=== Raw data ===

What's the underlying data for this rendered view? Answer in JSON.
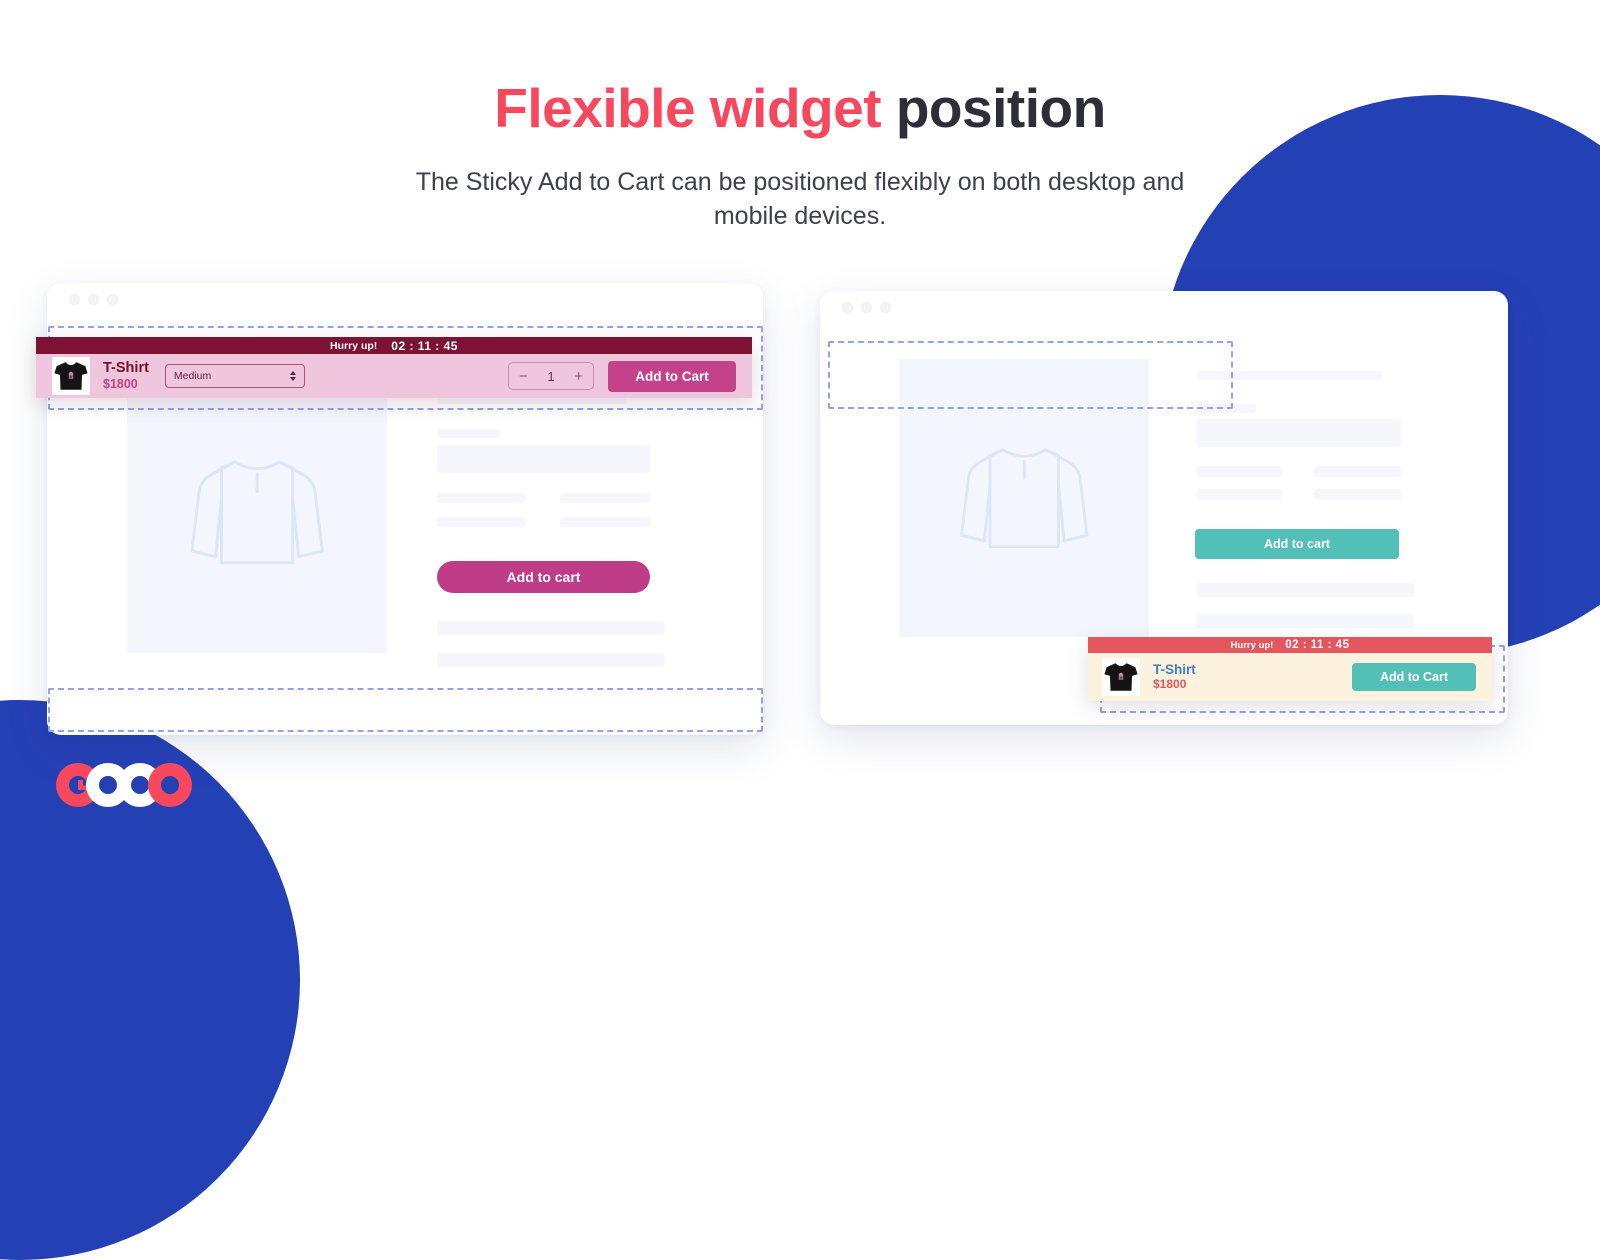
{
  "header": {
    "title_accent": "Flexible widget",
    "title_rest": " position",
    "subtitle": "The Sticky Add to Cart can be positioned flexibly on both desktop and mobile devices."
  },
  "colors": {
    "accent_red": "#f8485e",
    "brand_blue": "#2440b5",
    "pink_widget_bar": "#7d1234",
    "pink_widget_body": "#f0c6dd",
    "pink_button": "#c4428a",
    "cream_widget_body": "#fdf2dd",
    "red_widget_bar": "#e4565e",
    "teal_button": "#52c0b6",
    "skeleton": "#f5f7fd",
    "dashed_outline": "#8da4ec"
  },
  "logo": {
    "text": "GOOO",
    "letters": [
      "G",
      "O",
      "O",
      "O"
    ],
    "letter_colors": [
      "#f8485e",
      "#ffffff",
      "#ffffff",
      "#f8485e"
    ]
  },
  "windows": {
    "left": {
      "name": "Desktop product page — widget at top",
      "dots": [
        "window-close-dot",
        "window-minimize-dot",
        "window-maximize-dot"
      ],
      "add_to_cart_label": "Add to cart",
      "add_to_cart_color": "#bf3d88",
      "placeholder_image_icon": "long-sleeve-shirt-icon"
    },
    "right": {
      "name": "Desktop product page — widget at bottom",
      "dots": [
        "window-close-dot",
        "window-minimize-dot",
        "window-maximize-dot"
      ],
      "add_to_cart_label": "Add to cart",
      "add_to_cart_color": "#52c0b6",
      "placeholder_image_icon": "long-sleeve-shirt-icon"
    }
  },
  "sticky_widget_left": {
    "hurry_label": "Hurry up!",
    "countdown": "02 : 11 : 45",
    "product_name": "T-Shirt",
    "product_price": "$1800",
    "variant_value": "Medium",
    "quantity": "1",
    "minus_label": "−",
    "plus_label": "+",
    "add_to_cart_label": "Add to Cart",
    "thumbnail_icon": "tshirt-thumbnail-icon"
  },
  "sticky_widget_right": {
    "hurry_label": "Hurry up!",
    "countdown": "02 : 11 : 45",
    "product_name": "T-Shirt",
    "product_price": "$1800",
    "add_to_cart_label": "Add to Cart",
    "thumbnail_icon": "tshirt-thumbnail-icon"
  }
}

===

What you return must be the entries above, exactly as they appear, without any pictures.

▶ _Exercise answer_:
What's the underlying data for this rendered view? Answer in JSON.
{
  "header": {
    "title_accent": "Flexible widget",
    "title_rest": " position",
    "subtitle": "The Sticky Add to Cart can be positioned flexibly on both desktop and mobile devices."
  },
  "colors": {
    "accent_red": "#f8485e",
    "brand_blue": "#2440b5",
    "pink_widget_bar": "#7d1234",
    "pink_widget_body": "#f0c6dd",
    "pink_button": "#c4428a",
    "cream_widget_body": "#fdf2dd",
    "red_widget_bar": "#e4565e",
    "teal_button": "#52c0b6",
    "skeleton": "#f5f7fd",
    "dashed_outline": "#8da4ec"
  },
  "logo": {
    "text": "GOOO",
    "letters": [
      "G",
      "O",
      "O",
      "O"
    ],
    "letter_colors": [
      "#f8485e",
      "#ffffff",
      "#ffffff",
      "#f8485e"
    ]
  },
  "windows": {
    "left": {
      "name": "Desktop product page — widget at top",
      "dots": [
        "window-close-dot",
        "window-minimize-dot",
        "window-maximize-dot"
      ],
      "add_to_cart_label": "Add to cart",
      "add_to_cart_color": "#bf3d88",
      "placeholder_image_icon": "long-sleeve-shirt-icon"
    },
    "right": {
      "name": "Desktop product page — widget at bottom",
      "dots": [
        "window-close-dot",
        "window-minimize-dot",
        "window-maximize-dot"
      ],
      "add_to_cart_label": "Add to cart",
      "add_to_cart_color": "#52c0b6",
      "placeholder_image_icon": "long-sleeve-shirt-icon"
    }
  },
  "sticky_widget_left": {
    "hurry_label": "Hurry up!",
    "countdown": "02 : 11 : 45",
    "product_name": "T-Shirt",
    "product_price": "$1800",
    "variant_value": "Medium",
    "quantity": "1",
    "minus_label": "−",
    "plus_label": "+",
    "add_to_cart_label": "Add to Cart",
    "thumbnail_icon": "tshirt-thumbnail-icon"
  },
  "sticky_widget_right": {
    "hurry_label": "Hurry up!",
    "countdown": "02 : 11 : 45",
    "product_name": "T-Shirt",
    "product_price": "$1800",
    "add_to_cart_label": "Add to Cart",
    "thumbnail_icon": "tshirt-thumbnail-icon"
  }
}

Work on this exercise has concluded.